There are online carbon calculators that are based on work done by professor Yoichi Kaya. He derived a straight-forward theorem and equation known as the Kaya Identity that can relate carbon emissions with the population growth, carbon content (or intensity) of the energy we use, the GDP per capita (gross domestic product or wealth per citizen), cost of energy (watts per dollar), and carbon per watt (or how ‘dirty’ the emissions are for every watt of energy we use).
It looks like this (units of measurement shown in brackets):
Carbon Emission (gigatons of carbon) = Population (billions of people) x GDP ($/person) x Energy Intensity (terawatts/$) x Carbon Efficiency (gigaton carbon / terawatt).
Where a billion is a thousand million, a giga is a thousand million and tera is a million million, some whacky big numbers.
We don’t have to calculate this ourselves because some helpful people have put the calculation routine on the web. For example, try the online calculation tool that Prof David Archer, from the University of Chicago Geosciences, put together as a Kaya Identity calculator.
It is a pretty cool calculator and really easy to use. Just choose what you think the world population will get to by the year 2100, how much yearly GDP will change in percent (the present economic recession is a good thing for the planet – the normal world GDP growth is around 3.8% but this year it is expected to be nearer 0.5%). The Energy Intensity is the cost of producing energy and goes up with increasing prices but goes down as power plants become more efficient (so people are likely to use more energy) and the general trend is perhaps a -1% reduction. The Carbon Efficiency depends upon what is used to make the energy we consume, coal is the dirtiest, followed by oil, natural gas and then nuclear and renewables (hydro, wind, solar, tidal and geo-thermal).
Just plug in some numbers and click the ‘Do the math’ button. A couple of graphs are shown for the prediction you have chosen for the emissions, population, GDP and energy costs for this century. I used 10 billion as the population, 1%/yr GDP (hoping the economy might be stuck in a rut for a while, though 3%/yr is a better estimate for the coming decades), -1%/yr for Energy Intensity and -0.3%/yr for carbon efficiency.
The graph shown above gives the carbon emissions predicted over the coming decades.
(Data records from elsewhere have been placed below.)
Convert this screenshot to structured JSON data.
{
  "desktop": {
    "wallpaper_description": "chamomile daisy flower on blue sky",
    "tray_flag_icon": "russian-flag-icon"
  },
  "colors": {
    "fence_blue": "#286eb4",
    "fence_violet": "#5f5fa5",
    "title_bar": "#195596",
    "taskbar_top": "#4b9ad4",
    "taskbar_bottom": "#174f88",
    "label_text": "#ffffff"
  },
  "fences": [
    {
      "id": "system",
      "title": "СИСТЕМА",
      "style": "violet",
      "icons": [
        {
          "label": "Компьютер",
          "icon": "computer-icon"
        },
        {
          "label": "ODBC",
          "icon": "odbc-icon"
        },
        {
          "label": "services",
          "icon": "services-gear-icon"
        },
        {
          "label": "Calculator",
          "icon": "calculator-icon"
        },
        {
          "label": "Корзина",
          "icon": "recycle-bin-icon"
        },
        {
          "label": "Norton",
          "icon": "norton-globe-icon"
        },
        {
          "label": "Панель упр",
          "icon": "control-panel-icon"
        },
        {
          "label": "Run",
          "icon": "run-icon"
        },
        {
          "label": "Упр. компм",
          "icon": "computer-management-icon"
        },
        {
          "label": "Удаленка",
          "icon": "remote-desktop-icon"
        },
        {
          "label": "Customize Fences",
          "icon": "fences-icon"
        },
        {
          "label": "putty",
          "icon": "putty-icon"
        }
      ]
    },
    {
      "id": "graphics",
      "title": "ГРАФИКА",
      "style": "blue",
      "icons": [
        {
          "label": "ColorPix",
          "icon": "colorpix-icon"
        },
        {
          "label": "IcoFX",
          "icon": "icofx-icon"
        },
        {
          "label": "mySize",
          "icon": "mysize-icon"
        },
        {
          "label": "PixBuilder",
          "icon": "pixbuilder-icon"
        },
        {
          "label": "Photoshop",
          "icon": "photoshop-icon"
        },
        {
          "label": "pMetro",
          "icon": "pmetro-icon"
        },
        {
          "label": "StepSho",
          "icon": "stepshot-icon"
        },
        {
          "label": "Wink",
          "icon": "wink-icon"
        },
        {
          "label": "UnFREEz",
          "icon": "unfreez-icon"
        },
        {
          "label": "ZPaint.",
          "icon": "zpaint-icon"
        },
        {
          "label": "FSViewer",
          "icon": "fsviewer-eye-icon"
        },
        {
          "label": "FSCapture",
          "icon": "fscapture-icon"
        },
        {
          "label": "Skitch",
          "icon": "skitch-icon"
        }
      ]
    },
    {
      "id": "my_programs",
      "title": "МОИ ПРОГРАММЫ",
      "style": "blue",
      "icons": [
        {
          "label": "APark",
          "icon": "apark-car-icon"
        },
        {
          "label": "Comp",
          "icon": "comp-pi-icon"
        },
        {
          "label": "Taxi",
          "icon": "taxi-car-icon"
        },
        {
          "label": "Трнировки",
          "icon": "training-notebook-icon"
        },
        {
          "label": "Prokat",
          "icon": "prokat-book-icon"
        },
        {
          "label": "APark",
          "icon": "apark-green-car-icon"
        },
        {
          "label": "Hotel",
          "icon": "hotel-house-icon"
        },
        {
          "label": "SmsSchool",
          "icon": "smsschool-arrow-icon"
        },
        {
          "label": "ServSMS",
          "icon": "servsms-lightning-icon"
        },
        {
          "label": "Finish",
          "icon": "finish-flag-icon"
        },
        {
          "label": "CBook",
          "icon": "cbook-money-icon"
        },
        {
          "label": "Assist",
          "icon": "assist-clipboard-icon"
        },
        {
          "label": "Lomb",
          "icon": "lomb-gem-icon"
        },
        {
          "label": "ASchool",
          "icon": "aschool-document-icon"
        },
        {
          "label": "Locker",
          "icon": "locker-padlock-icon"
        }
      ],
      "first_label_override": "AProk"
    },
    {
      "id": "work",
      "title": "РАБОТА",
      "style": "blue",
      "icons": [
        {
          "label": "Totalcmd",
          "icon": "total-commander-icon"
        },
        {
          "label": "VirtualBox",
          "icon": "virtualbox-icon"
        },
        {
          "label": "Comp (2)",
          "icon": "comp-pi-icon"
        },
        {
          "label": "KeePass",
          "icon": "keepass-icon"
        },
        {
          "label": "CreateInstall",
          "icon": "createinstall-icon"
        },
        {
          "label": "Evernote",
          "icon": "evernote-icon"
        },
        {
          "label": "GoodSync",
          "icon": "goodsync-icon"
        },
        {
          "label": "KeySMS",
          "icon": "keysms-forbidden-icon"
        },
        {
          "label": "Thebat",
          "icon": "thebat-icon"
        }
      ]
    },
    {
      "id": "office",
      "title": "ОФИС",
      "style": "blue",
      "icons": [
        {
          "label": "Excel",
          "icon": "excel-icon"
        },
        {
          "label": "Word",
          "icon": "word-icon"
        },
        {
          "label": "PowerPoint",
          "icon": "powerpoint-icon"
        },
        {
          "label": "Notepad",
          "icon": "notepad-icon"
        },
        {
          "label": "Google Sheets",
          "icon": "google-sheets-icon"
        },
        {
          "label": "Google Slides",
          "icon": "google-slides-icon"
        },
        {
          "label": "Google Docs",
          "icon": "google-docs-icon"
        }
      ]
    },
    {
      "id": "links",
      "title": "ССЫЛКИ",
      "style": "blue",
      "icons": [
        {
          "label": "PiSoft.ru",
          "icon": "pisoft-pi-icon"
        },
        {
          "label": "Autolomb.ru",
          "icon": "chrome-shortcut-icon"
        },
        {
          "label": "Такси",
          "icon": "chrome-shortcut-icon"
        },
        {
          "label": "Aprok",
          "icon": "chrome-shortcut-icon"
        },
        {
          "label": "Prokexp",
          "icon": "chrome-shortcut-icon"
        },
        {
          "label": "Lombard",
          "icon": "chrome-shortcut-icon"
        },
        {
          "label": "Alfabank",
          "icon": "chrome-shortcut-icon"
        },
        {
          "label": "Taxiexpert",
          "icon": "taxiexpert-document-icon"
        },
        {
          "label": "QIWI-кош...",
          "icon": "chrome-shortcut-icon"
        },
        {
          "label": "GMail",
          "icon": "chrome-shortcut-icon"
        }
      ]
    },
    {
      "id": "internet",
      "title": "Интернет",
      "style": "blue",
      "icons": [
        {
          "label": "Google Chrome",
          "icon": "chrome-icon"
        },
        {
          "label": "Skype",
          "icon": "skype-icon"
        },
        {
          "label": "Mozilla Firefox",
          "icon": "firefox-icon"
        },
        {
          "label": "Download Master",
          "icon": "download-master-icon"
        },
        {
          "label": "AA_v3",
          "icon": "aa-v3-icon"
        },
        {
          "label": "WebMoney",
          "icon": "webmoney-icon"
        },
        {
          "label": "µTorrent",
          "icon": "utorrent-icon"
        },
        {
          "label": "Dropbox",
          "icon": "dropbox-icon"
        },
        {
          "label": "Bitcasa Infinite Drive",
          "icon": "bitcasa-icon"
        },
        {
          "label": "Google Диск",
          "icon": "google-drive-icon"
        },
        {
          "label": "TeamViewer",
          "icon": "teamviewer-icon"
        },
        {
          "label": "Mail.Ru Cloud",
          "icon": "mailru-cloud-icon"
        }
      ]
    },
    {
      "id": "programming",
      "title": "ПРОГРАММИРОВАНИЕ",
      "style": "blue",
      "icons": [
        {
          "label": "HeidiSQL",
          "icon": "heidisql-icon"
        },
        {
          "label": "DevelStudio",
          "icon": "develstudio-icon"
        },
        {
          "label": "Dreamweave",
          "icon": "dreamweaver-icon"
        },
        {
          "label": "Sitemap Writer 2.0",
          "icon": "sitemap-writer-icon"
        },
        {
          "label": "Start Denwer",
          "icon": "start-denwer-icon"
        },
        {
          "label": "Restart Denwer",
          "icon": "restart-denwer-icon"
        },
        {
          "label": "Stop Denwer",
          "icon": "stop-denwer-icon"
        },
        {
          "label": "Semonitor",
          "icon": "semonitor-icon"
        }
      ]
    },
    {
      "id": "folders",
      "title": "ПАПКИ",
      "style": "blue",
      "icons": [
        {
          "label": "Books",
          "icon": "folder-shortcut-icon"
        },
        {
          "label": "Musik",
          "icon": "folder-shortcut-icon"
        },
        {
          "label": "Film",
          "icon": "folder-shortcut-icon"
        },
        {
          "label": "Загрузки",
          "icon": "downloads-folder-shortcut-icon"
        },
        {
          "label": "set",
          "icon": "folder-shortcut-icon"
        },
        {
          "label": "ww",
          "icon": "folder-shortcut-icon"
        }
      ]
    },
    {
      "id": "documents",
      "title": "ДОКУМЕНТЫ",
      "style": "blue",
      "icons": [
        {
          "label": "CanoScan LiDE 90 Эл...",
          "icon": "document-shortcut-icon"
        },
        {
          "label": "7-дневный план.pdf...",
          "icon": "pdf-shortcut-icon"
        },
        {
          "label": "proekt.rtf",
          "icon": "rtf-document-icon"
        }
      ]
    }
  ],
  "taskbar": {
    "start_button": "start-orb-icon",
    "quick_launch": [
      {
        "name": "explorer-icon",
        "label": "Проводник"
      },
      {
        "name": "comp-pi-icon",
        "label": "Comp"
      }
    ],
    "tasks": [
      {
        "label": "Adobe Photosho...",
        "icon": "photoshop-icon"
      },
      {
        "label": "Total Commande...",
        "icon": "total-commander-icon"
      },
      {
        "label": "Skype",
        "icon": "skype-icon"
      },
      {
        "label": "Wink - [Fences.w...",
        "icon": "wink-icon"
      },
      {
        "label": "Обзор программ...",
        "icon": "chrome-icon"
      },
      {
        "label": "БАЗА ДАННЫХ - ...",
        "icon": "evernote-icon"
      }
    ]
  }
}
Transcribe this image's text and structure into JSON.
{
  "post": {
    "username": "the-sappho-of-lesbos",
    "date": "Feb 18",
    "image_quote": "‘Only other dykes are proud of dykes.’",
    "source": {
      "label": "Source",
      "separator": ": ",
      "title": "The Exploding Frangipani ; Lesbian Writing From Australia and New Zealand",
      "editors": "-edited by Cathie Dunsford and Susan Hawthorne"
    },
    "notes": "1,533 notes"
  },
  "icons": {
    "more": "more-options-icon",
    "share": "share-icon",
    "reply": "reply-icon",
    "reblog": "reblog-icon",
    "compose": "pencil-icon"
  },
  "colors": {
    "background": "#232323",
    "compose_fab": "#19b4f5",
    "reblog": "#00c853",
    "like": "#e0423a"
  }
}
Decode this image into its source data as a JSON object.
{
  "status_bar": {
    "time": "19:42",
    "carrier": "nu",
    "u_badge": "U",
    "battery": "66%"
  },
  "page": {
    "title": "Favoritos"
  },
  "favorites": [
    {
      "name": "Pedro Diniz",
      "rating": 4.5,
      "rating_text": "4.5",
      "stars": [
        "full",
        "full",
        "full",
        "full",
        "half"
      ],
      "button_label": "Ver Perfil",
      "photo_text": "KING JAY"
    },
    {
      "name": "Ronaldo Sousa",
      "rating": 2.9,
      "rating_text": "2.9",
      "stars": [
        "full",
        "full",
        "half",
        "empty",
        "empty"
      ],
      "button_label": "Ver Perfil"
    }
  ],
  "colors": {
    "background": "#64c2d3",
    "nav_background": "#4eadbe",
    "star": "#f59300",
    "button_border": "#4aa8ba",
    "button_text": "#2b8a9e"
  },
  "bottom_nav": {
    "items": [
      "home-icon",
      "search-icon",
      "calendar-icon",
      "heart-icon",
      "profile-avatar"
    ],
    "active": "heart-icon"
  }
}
This is not carbon dioxide but actual carbon, and you have to multiply by 3.67 to get the gigatons of carbon dioxide (1 gigaton of carbon is 3.67 gigatons of CO2). So, from the above graph, in 2050 there will be 9 x 3.67 = 33 thousand million tons of CO2 (ie 33 gigatons) emitted because of the world demand for energy with a population of around 8 billion (it gets to 10 billion by 2100). You should try the calculation with a 0% GDP growth (people not being so greedy) and a lower population – the change in emissions is dramatic.
The "Carbon-Free Energy Required for CO2 Stabilization" graph tells us how much carbon-free (or renewable) energy we will need to stabilize at a given CO2. The result was around 8 terawatts of power by 2100, and 2 terawatts of power by 2020 to stabilise at 450ppm of CO2. Though this may be an underestimate looking at data from the EIA (Energy Information Administration) figure shown below which shows that current world electrical energy demand is around 17 terawatts and predicted to be around 24 terawatts by 2020.
Improving energy efficiency helps a lot with reducing carbon emissions, and with high-energy prices the energy efficiency improvement goes up faster because people want to save money. The world average energy efficiency improvement is around 1% per year but it can be much higher if governments invest in clean, renewable energy.
Maybe an easier way to remember the formula is to think of it as I=PACT (like the word impact since we humans are impacting the climate). Now ‘I’ is the impact or emissions (tons of CO2/yr), ‘P’ (population), ‘A’ is affluence (the annual GDP per person), ‘C’ is consumption (watts or energy used per GDP) and ‘T’ is energy efficiency (tons CO2 per watt of energy consumed).
Trevor Williams is a University of Victoria Mechanical Engineering PhD candidate specialising in renewable energy, power grid modelling and plug-in hybrid electric vehicles. He has a bachelors in Aeronautical Engineering, a Masters in Management Science and over 23 years international experience in the space industry, having worked on Earth observation and telecommunications satellites. He is the author of the Eco-Geek blog.